In truth, a meaningful relationship works both ways. Harav Twerski shares his thoughts about the SEED boys:
“The summers of the late 70s, when for several years Milwaukee was blessed with an inspired and spirited group of SEED volunteers, stand as a special chapter in the maturation of our Torah community. During this period, a dozen remarkable young men, Yeshivah students from Ner Yeshivah of Baltimore, came to share their wisdom and enthusiasm with our, then, young and struggling kehillah, and thereby etched their names in our hearts forever. They came, their eyes shining with eagerness to teach, their hearts full of hope to inspire, their minds thirsty to learn, their neshamos yearning to sing…
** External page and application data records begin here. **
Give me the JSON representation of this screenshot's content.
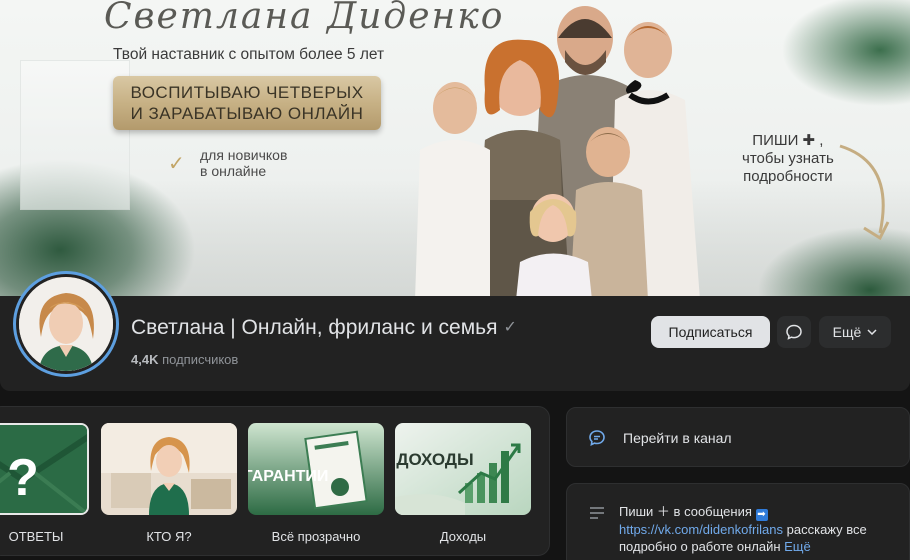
{
  "cover": {
    "title": "Светлана Диденко",
    "subtitle": "Твой наставник с опытом более 5 лет",
    "badge_line1": "ВОСПИТЫВАЮ ЧЕТВЕРЫХ",
    "badge_line2": "И ЗАРАБАТЫВАЮ ОНЛАЙН",
    "beginners_line1": "для новичков",
    "beginners_line2": "в онлайне",
    "cta_line1": "ПИШИ ✚ ,",
    "cta_line2": "чтобы узнать",
    "cta_line3": "подробности"
  },
  "profile": {
    "name": "Светлана | Онлайн, фриланс и семья",
    "subscribers_count": "4,4K",
    "subscribers_label": "подписчиков",
    "subscribe_label": "Подписаться",
    "more_label": "Ещё"
  },
  "highlights": [
    {
      "label": "ОТВЕТЫ"
    },
    {
      "label": "КТО Я?"
    },
    {
      "label": "Всё прозрачно",
      "thumb_text": "ГАРАНТИИ"
    },
    {
      "label": "Доходы",
      "thumb_text": "ДОХОДЫ"
    }
  ],
  "sidebar": {
    "go_to_channel": "Перейти в канал",
    "about_line1_text": "Пиши ",
    "about_line1_plus": "＋",
    "about_line1_rest": " в сообщения ",
    "about_link": "https://vk.com/didenkofrilans",
    "about_line2_rest": " расскажу все",
    "about_line3": "подробно о работе онлайн",
    "about_more": "Ещё"
  },
  "colors": {
    "background": "#141414",
    "card": "#222222",
    "accent_link": "#71aaeb",
    "avatar_ring": "#5d9fe0",
    "badge_gold": "#c7b185"
  }
}
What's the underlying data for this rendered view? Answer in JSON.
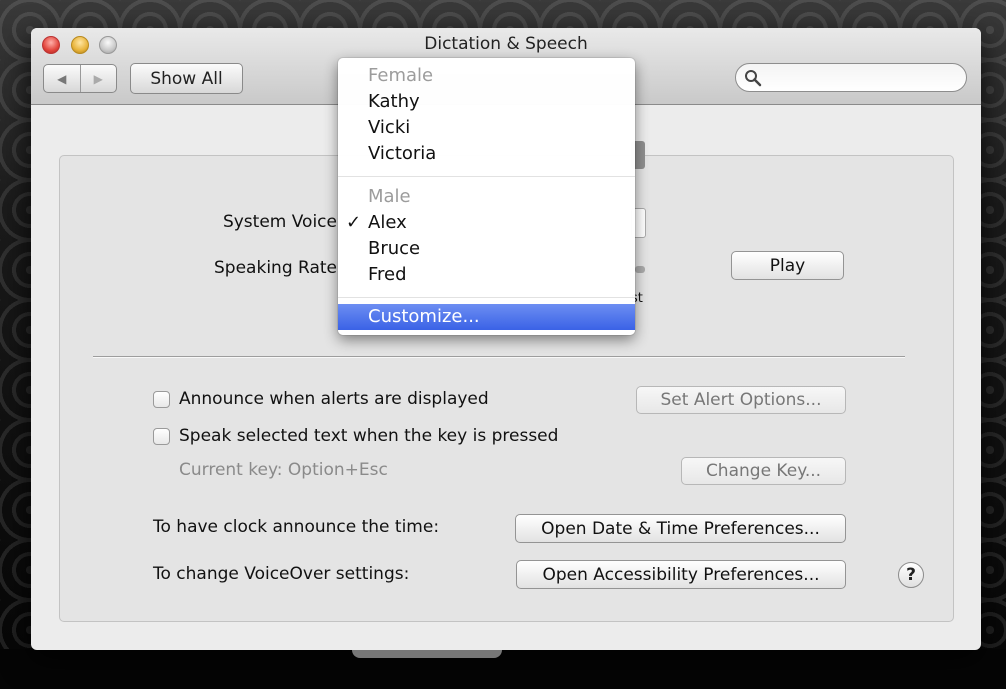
{
  "window": {
    "title": "Dictation & Speech",
    "traffic_lights": [
      "close",
      "minimize",
      "zoom"
    ]
  },
  "toolbar": {
    "back_icon": "back-arrow-icon",
    "forward_icon": "forward-arrow-icon",
    "back_glyph": "◀",
    "forward_glyph": "▶",
    "show_all_label": "Show All",
    "search_placeholder": "",
    "search_value": ""
  },
  "speech": {
    "system_voice_label": "System Voice",
    "speaking_rate_label": "Speaking Rate",
    "play_label": "Play",
    "rate_fast_label_partial": "st"
  },
  "voice_menu": {
    "groups": [
      {
        "header": "Female",
        "items": [
          "Kathy",
          "Vicki",
          "Victoria"
        ]
      },
      {
        "header": "Male",
        "items": [
          "Alex",
          "Bruce",
          "Fred"
        ]
      }
    ],
    "selected": "Alex",
    "check_glyph": "✓",
    "customize_label": "Customize...",
    "highlighted": "Customize..."
  },
  "options": {
    "announce_alerts_label": "Announce when alerts are displayed",
    "announce_alerts_checked": false,
    "set_alert_options_label": "Set Alert Options...",
    "speak_selected_label": "Speak selected text when the key is pressed",
    "speak_selected_checked": false,
    "current_key_label": "Current key: Option+Esc",
    "change_key_label": "Change Key..."
  },
  "links": {
    "clock_label": "To have clock announce the time:",
    "clock_button": "Open Date & Time Preferences...",
    "voiceover_label": "To change VoiceOver settings:",
    "voiceover_button": "Open Accessibility Preferences...",
    "help_glyph": "?"
  },
  "colors": {
    "menu_highlight": "#3a62e6",
    "window_bg": "#ececec",
    "group_bg": "#e4e4e4"
  }
}
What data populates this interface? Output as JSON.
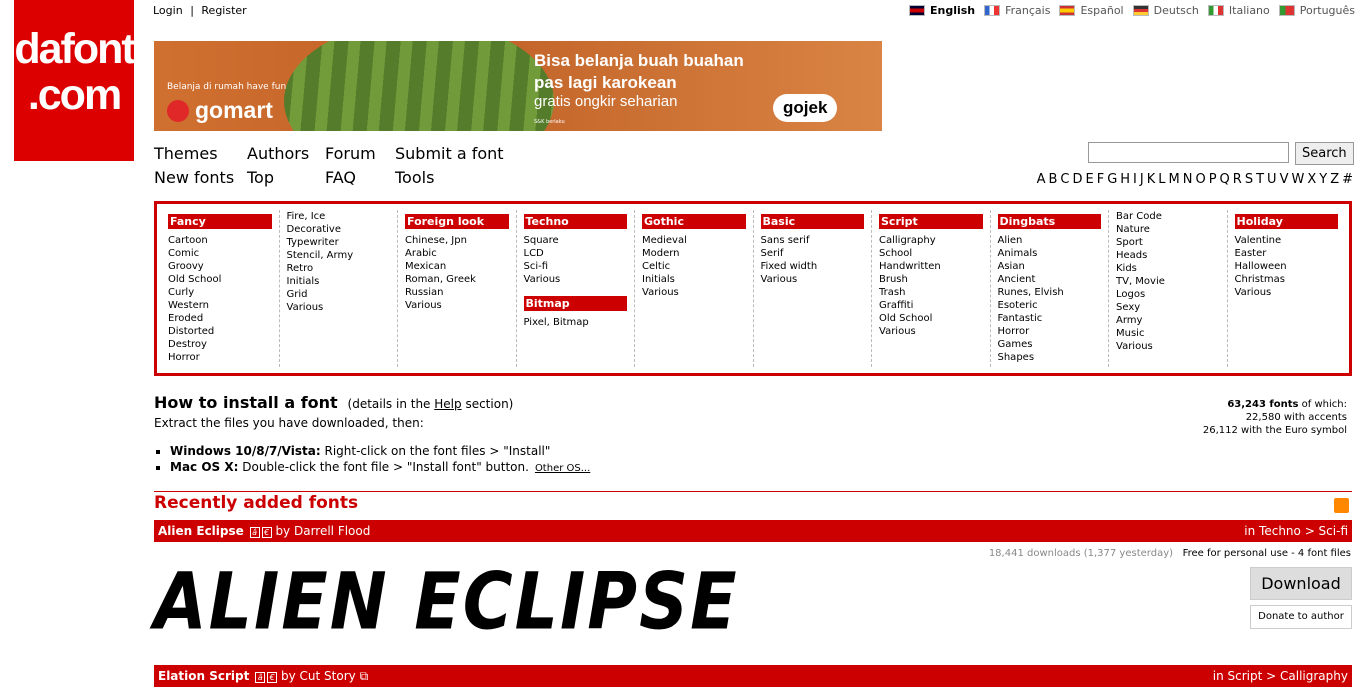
{
  "logo": {
    "line1": "dafont",
    ".line2": ".com",
    "line2": ".com"
  },
  "top_links": {
    "login": "Login",
    "sep": "|",
    "register": "Register"
  },
  "languages": [
    {
      "label": "English",
      "selected": true
    },
    {
      "label": "Français",
      "selected": false
    },
    {
      "label": "Español",
      "selected": false
    },
    {
      "label": "Deutsch",
      "selected": false
    },
    {
      "label": "Italiano",
      "selected": false
    },
    {
      "label": "Português",
      "selected": false
    }
  ],
  "banner": {
    "small": "Belanja di rumah have fun",
    "brand": "gomart",
    "headline1": "Bisa belanja buah buahan",
    "headline2": "pas lagi karokean",
    "sub": "gratis ongkir seharian",
    "gojek": "gojek",
    "tiny": "S&K berlaku"
  },
  "nav": {
    "themes": "Themes",
    "authors": "Authors",
    "forum": "Forum",
    "submit": "Submit a font",
    "newfonts": "New fonts",
    "top": "Top",
    "faq": "FAQ",
    "tools": "Tools"
  },
  "search": {
    "placeholder": "",
    "button": "Search"
  },
  "alphabet": [
    "A",
    "B",
    "C",
    "D",
    "E",
    "F",
    "G",
    "H",
    "I",
    "J",
    "K",
    "L",
    "M",
    "N",
    "O",
    "P",
    "Q",
    "R",
    "S",
    "T",
    "U",
    "V",
    "W",
    "X",
    "Y",
    "Z",
    "#"
  ],
  "categories": {
    "fancy": {
      "title": "Fancy",
      "items": [
        "Cartoon",
        "Comic",
        "Groovy",
        "Old School",
        "Curly",
        "Western",
        "Eroded",
        "Distorted",
        "Destroy",
        "Horror"
      ]
    },
    "fancy2": {
      "items": [
        "Fire, Ice",
        "Decorative",
        "Typewriter",
        "Stencil, Army",
        "Retro",
        "Initials",
        "Grid",
        "Various"
      ]
    },
    "foreign": {
      "title": "Foreign look",
      "items": [
        "Chinese, Jpn",
        "Arabic",
        "Mexican",
        "Roman, Greek",
        "Russian",
        "Various"
      ]
    },
    "techno": {
      "title": "Techno",
      "items": [
        "Square",
        "LCD",
        "Sci-fi",
        "Various"
      ]
    },
    "bitmap": {
      "title": "Bitmap",
      "items": [
        "Pixel, Bitmap"
      ]
    },
    "gothic": {
      "title": "Gothic",
      "items": [
        "Medieval",
        "Modern",
        "Celtic",
        "Initials",
        "Various"
      ]
    },
    "basic": {
      "title": "Basic",
      "items": [
        "Sans serif",
        "Serif",
        "Fixed width",
        "Various"
      ]
    },
    "script": {
      "title": "Script",
      "items": [
        "Calligraphy",
        "School",
        "Handwritten",
        "Brush",
        "Trash",
        "Graffiti",
        "Old School",
        "Various"
      ]
    },
    "dingbats": {
      "title": "Dingbats",
      "items": [
        "Alien",
        "Animals",
        "Asian",
        "Ancient",
        "Runes, Elvish",
        "Esoteric",
        "Fantastic",
        "Horror",
        "Games",
        "Shapes"
      ]
    },
    "dingbats2": {
      "items": [
        "Bar Code",
        "Nature",
        "Sport",
        "Heads",
        "Kids",
        "TV, Movie",
        "Logos",
        "Sexy",
        "Army",
        "Music",
        "Various"
      ]
    },
    "holiday": {
      "title": "Holiday",
      "items": [
        "Valentine",
        "Easter",
        "Halloween",
        "Christmas",
        "Various"
      ]
    }
  },
  "howto": {
    "title": "How to install a font",
    "details_pre": "(details in the",
    "details_link": "Help",
    "details_post": "section)",
    "extract": "Extract the files you have downloaded, then:",
    "win_label": "Windows 10/8/7/Vista:",
    "win_text": "Right-click on the font files > \"Install\"",
    "mac_label": "Mac OS X:",
    "mac_text": "Double-click the font file > \"Install font\" button.",
    "other": "Other OS..."
  },
  "stats": {
    "count": "63,243 fonts",
    "of_which": "of which:",
    "accents": "22,580 with accents",
    "euro": "26,112 with the Euro symbol"
  },
  "recent": {
    "title": "Recently added fonts"
  },
  "font1": {
    "name": "Alien Eclipse",
    "by": "by Darrell Flood",
    "cat": "in Techno > Sci-fi",
    "downloads": "18,441 downloads (1,377 yesterday)",
    "license": "Free for personal use - 4 font files",
    "preview": "ALIEN ECLIPSE",
    "download": "Download",
    "donate": "Donate to author"
  },
  "font2": {
    "name": "Elation Script",
    "by": "by Cut Story",
    "cat": "in Script > Calligraphy"
  }
}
They could not have known, nor could we have predicted, the impact that they would have on the Rebbetzin, myself and our children. I daresay their presence expanded our family. Until this very day, when we hear their names and their singular contributions to Klal Yisroel, we kvell with nachas. They have made us so proud that we played a role, however modest, in their very remarkable lives and careers. In essence, they remain “SEED volunteers,” generously of their splendid talents and Torah scholarship, to move Jews closer to the Ribb’ono Shel Olam. They came to visit, and never left our hearts. We are grateful to all of them forever.
Rebbetzin Twerski points out that the relationships developed and deepened over the years: “When they were with us we could see and appreciate the uniqueness, promise, and potential [of each bachur]. We watched as the years went by, the fruition and actualization of this promise. They made a contribution to our community in their youth and now they have made their mark in the world at large. Over the years when they went through normal struggles in life, just like our own children, we were there for them as a resource. Now, like with our own children, we counsel with and run things by them. It is a very gratifying and fulfilling relationship.